The term ‘continuous’ in statistics conventionally refers to data that can take any value in a specified range. When dealing with numerical data, this means that any number may be measured and reported to arbitrarily many decimal places. Examples of truly continuous data are weight, area and volume. In practice, in Cochrane reviews we can use the same statistical methods for other types of data, most commonly measurement scales and counts of large numbers of events (see Section 9.2.4).

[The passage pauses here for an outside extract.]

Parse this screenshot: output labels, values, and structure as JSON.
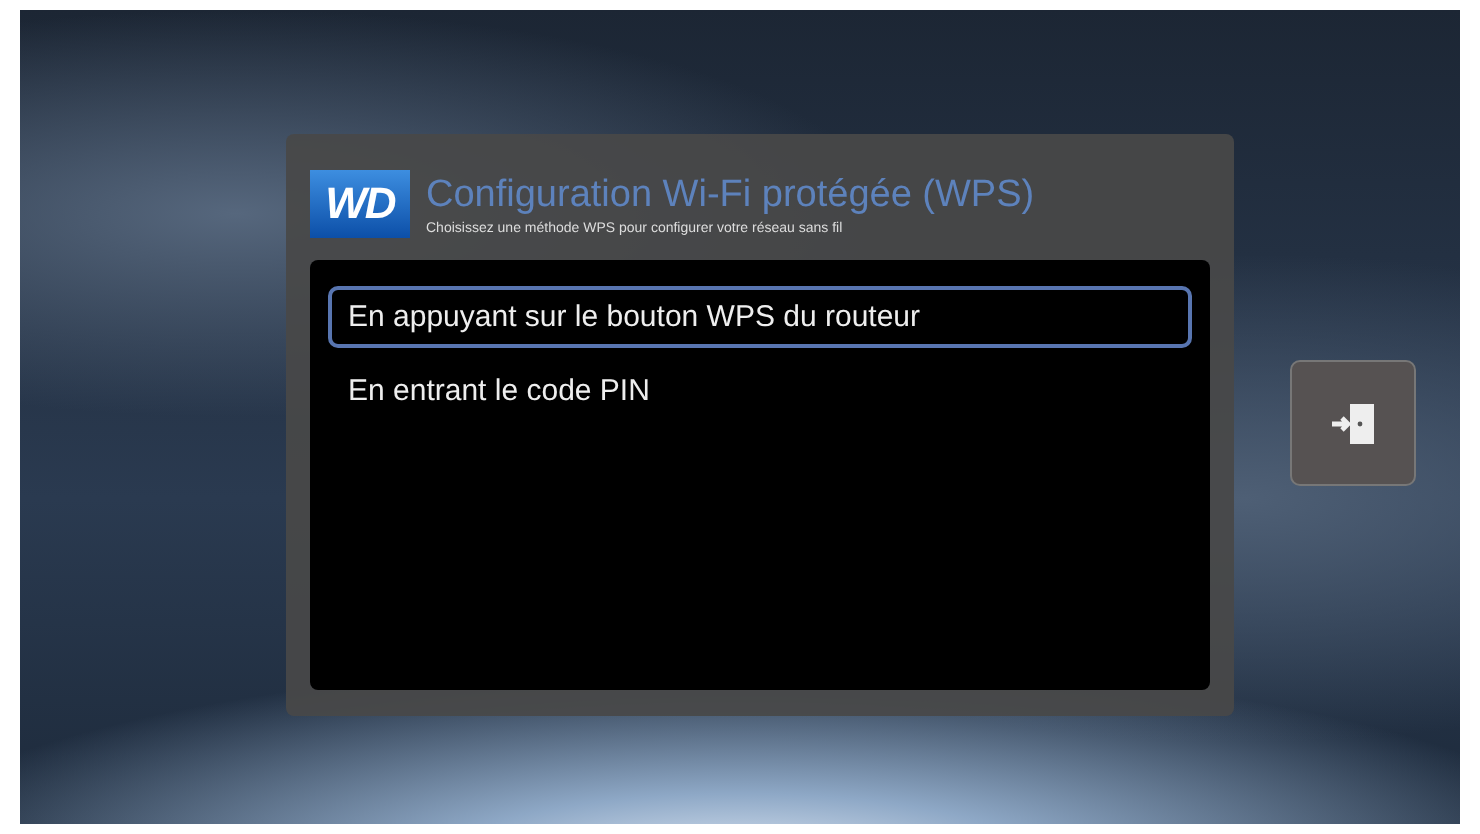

Two summary statistics are commonly used for meta-analysis of continuous data: the mean difference and the standardized mean difference. These can be calculated whether the data from each individual are single assessments or change from baseline measures. It is also possible to measure effects by taking ratios of means, or by comparing statistics other than means (e.g. medians). However, methods for these are not addressed here.